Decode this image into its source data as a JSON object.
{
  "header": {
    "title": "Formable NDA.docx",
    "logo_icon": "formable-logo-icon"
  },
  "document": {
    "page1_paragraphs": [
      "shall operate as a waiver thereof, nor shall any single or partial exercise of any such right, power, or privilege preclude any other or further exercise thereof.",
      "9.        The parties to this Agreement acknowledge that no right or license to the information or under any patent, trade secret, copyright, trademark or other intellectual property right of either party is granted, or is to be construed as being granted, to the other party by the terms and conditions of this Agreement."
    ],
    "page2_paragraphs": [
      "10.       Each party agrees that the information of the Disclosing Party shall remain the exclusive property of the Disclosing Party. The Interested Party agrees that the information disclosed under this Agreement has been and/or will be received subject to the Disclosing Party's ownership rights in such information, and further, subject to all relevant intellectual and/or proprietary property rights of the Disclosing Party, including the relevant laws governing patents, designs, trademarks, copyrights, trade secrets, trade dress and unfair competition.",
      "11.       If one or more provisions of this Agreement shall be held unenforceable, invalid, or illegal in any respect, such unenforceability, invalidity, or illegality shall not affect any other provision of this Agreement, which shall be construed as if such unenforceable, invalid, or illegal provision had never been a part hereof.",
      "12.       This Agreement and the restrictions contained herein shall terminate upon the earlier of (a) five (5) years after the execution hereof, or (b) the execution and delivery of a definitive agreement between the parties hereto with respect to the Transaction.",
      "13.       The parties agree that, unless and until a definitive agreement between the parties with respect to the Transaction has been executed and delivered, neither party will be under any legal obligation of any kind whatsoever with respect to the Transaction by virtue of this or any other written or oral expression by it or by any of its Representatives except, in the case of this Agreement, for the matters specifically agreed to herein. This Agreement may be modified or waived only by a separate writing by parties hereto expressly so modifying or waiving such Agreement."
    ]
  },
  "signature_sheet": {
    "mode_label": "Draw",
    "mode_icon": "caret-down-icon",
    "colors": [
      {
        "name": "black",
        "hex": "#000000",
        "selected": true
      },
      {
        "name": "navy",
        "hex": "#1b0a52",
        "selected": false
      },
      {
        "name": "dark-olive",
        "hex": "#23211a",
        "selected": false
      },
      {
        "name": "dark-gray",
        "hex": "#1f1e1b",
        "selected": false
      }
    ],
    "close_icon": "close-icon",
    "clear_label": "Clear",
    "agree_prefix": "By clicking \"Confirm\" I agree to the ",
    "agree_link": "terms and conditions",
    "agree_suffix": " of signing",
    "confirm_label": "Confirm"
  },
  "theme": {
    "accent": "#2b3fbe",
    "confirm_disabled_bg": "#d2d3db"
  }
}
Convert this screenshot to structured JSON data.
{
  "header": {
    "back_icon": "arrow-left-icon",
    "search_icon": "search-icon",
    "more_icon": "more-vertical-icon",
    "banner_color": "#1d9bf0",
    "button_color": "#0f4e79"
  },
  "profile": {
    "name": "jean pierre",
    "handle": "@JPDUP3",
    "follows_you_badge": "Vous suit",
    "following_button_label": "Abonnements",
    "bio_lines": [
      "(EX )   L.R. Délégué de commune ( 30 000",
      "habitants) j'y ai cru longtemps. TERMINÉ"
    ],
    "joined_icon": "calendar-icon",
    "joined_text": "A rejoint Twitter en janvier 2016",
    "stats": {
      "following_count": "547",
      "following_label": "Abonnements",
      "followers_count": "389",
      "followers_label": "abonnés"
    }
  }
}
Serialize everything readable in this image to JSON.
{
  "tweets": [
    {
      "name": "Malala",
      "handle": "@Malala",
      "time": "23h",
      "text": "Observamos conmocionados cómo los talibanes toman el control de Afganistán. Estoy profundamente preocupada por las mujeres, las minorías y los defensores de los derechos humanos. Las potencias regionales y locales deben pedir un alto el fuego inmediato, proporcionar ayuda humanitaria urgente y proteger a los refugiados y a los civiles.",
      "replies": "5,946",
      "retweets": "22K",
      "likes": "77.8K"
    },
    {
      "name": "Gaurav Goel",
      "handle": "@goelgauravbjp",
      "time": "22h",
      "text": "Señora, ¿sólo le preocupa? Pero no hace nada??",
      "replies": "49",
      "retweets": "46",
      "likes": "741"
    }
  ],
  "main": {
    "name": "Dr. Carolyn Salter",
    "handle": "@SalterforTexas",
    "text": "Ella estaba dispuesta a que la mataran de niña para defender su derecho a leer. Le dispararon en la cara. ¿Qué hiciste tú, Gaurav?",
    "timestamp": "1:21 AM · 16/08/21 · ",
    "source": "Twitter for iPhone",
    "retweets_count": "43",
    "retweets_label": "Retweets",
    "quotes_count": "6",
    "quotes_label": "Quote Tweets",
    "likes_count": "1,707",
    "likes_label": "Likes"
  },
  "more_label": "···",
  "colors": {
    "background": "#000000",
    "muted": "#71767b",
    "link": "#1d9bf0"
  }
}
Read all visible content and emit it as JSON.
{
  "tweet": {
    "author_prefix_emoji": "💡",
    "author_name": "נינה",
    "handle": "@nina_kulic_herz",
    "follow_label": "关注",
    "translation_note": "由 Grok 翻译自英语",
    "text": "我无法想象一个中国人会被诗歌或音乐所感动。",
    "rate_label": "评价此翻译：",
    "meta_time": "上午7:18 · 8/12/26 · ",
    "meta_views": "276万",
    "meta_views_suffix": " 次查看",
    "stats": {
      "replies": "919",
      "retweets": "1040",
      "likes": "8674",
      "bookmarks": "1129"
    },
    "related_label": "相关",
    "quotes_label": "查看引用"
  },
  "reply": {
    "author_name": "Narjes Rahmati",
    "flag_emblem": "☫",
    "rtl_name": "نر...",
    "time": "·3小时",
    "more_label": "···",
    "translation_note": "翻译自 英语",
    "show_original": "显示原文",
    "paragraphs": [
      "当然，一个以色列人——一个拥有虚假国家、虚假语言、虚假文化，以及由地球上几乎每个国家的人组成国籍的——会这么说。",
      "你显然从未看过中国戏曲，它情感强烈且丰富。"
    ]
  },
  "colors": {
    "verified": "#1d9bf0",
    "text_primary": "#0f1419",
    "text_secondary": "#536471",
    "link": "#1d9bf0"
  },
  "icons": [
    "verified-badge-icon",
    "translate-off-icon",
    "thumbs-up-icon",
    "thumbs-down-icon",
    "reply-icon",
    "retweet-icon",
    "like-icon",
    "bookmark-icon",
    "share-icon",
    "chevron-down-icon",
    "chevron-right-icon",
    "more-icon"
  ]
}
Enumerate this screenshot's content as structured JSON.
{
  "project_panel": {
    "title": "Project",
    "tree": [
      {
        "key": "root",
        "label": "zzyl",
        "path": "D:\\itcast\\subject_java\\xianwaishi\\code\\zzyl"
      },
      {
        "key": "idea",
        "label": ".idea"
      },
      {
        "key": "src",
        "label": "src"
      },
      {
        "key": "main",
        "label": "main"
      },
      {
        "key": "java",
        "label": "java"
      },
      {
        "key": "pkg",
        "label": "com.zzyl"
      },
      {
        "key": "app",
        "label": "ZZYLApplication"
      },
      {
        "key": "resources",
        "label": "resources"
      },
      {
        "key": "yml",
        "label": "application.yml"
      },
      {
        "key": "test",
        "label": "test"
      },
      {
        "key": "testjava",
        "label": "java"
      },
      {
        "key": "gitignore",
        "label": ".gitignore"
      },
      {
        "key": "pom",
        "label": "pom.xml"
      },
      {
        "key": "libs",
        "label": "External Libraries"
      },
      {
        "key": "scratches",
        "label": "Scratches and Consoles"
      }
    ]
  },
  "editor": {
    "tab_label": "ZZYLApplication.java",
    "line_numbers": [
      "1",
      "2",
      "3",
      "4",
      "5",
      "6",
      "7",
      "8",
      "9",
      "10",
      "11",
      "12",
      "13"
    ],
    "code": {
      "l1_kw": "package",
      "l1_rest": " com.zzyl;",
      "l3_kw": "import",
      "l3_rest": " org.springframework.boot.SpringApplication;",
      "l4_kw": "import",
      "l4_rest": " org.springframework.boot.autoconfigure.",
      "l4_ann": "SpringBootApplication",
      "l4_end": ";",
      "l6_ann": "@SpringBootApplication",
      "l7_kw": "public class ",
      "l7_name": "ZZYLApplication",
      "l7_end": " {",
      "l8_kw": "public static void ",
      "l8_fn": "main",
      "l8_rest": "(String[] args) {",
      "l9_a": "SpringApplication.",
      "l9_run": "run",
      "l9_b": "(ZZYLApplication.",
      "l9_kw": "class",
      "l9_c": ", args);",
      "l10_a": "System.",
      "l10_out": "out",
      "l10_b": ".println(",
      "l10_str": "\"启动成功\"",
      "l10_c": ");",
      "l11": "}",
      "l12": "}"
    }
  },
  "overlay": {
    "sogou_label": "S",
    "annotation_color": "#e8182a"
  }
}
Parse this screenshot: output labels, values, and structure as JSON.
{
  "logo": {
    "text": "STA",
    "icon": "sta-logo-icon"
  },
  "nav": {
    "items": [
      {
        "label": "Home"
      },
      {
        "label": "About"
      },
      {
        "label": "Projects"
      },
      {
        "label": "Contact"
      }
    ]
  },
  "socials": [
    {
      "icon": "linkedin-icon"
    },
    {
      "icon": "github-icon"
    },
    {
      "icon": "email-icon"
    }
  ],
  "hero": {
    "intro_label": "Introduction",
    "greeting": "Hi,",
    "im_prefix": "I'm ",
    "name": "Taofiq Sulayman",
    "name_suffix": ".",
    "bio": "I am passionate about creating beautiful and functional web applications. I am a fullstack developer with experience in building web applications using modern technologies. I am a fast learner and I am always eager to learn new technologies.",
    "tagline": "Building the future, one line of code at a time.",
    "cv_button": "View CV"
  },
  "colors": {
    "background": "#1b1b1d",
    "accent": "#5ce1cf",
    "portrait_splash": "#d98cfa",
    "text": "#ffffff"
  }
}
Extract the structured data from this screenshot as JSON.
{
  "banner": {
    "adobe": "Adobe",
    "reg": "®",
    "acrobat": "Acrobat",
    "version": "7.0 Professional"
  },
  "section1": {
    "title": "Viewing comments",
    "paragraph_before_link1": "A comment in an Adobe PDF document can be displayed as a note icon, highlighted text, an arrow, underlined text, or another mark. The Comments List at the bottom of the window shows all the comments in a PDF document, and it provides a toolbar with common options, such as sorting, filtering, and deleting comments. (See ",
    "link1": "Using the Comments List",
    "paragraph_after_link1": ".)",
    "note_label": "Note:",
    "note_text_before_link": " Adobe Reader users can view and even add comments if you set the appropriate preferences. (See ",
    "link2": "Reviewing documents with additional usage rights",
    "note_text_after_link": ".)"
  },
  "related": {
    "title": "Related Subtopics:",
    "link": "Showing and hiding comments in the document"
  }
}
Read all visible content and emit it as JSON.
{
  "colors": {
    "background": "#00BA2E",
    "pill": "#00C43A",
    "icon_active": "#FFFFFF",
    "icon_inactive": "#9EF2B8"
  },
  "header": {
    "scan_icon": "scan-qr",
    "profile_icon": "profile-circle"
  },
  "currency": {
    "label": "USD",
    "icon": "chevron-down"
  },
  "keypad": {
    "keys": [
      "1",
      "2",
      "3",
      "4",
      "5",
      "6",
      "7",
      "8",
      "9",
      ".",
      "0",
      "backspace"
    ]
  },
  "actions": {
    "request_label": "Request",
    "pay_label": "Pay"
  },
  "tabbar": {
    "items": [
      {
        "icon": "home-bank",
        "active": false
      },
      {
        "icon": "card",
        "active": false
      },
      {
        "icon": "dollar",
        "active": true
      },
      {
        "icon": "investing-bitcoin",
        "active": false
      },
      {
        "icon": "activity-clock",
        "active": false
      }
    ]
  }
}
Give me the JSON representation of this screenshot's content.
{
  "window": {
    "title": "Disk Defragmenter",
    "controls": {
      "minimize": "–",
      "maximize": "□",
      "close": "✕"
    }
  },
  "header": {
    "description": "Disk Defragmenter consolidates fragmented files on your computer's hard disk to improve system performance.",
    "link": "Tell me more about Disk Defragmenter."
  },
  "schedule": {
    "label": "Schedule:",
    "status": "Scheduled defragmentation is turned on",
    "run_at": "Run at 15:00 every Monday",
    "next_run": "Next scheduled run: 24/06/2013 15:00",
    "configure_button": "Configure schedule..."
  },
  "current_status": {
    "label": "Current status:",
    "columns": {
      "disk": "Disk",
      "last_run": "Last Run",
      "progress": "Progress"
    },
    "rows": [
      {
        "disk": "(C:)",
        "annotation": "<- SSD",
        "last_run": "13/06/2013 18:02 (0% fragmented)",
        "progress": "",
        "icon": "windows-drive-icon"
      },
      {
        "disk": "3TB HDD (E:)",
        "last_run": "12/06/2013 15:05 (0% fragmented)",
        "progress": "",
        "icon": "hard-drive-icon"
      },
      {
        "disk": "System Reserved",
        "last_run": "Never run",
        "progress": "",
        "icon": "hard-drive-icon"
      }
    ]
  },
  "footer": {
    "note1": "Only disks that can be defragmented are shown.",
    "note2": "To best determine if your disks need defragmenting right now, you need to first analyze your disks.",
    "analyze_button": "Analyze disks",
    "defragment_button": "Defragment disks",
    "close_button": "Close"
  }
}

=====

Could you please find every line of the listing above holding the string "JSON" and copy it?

Decode this image into its source data as a JSON object.
Convert this screenshot to structured JSON data.
Serialize everything readable in this image to JSON.
Read all visible content and emit it as JSON.
Enumerate this screenshot's content as structured JSON.
Parse this screenshot: output labels, values, and structure as JSON.
Extract the structured data from this screenshot as JSON.
Read all visible content and emit it as JSON.
Give me the JSON representation of this screenshot's content.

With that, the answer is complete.